Ugh. I don’t get the appeal of Alfred Hitchcock. He seems to hate women, loves improbable set-ups, and lets his movies trail on a half an hour longer than they need to. I cannot believe that Vertigo made it onto any “Best Of” lists. It is beautiful to look at, very colorful, but sweet holy Moses, it is a long, boring slog through ridiculous coincidences, plans that would never come together, and misogyny run rampant.
There are spoilers ahead. This movie is 59 years old, so if you haven’t seen it yet, well…save yourself. Otherwise, here goes.
James Stewart stars in this one. His female costars are half his age, so never let them tell you that that age disparities in casting much older men with young women in Hollywood is a new thing. He plays a police officer who had a near death experience, leading him to suffer from acrophobia–fear of heights. Not vertigo, which is the spinning feeling when you are not actually moving. But why worry about this detail when there are endless driving scenes to film?
Stewart’s character, Scottie, is recruited by an old college roommate to stalk his wife, who he believes is being possessed by the spirit of a long-dead woman. See? It’s ridiculous right off the bat. It might have been better to say, “Hey, my wife seems to be having dissociative episodes, and I am concerned about her safety. Can you help me out by trailing her to ensure she is okay?” Instead, he sets him up to follow his bride around San Francisco to determine if she is actually being possessed. Without ever having spoken to to Madeline, played by Kim Novak, Scottie falls in love and develops an obsession with her that goes way beyond what he is being paid for.
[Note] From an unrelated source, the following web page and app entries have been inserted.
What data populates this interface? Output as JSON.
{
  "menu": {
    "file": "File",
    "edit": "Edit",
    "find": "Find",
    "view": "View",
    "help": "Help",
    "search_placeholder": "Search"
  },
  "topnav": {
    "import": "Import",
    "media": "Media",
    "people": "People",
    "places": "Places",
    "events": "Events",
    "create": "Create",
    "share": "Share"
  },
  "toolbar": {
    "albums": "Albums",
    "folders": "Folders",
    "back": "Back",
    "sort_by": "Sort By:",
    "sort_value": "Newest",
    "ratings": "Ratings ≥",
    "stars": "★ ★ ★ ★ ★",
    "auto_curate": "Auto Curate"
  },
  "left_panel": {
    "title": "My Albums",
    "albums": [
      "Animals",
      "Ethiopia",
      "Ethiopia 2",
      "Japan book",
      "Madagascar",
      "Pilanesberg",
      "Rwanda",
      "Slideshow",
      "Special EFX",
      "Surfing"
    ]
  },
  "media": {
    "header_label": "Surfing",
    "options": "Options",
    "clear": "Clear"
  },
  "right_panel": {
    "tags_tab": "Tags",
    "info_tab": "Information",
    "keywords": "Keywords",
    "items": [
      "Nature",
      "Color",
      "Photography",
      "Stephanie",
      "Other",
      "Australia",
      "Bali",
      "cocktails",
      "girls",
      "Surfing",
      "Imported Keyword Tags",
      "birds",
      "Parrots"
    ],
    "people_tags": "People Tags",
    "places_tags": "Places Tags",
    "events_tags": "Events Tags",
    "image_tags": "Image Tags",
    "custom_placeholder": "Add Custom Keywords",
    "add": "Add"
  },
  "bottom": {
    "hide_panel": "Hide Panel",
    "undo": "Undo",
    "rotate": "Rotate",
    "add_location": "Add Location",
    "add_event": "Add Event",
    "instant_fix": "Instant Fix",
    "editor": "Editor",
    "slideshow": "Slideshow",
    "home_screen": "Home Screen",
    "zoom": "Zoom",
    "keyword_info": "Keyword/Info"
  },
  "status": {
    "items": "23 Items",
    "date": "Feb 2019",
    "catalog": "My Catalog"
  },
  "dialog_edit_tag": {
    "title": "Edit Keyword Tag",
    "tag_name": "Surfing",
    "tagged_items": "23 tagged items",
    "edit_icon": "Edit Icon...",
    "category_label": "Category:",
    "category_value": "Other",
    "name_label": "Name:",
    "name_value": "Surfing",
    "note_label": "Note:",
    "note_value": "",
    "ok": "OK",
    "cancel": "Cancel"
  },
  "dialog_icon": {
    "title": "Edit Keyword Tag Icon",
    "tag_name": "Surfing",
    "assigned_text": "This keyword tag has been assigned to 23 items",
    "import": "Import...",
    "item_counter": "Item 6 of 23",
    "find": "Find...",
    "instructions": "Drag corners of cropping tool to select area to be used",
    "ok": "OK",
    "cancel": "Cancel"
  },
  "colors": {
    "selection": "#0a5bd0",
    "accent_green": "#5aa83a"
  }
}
So much driving around. Driving, driving, driving. Peering through car windows. More driving. Attempted suicide. Rescue. Obsession. Actual suicide. Inquest. Acquittal. Obsession. More driving.
Then, Scottie happens across a brunette who looks nothing like Madeline, but he becomes obsessed with her. Let me just say this: too much eyebrow filler is not a good thing. Yikes. His obsession with this new lady, Judy, becomes absolutely psychotic. He forces her to dress like the dead Madeline. He has her change her makeup so she looks like her. He makes her dye her hair, and style it like his dead obsession. Eventually, we get to the actual freaking plot: Judy is Madeline. We shift perspective from Scottie to a voice-over from Judy as she confesses, in a letter she never sends, to being paid by the recently possessed Madeline’s husband to facilitate a murder that looked like a suicide.
Just ride that wave for a minute. It makes no sense, and she never gives him this information until the very end when he sees her wearing the dead woman’s necklace. Oops. It’s always something. Rule one of helping a rich man kill his wife: don’t get caught by the unfortunate witness to murder wearing the dead woman’s jewelry. It’ll get you every time. That’s just common sense.
More driving. Good thing gas was cheap because he puts on the miles. Returning to the scene of the murder/suicide, he basically forces Judy/Madeline to her actual death. It’s convoluted. It takes forever to get there. I think that the odds that he will get off for this crime are pretty small. After all, he made her change everything about herself so she could look like the woman whose unfortunate murder he witnessed/inadvertently participated in.
This movie gave me a headache. I do not like Alfred Hitchcock. We have four more movies to slog through this year that he made. I am dreading them. He hates women, and I feel like he thinks his audiences are the most idiotic people in the world. I want my time back. I want my future time back from when the four other movies get pulled from the jar. A movie being “pretty to look at” is simply not enough for me to put it in the win column.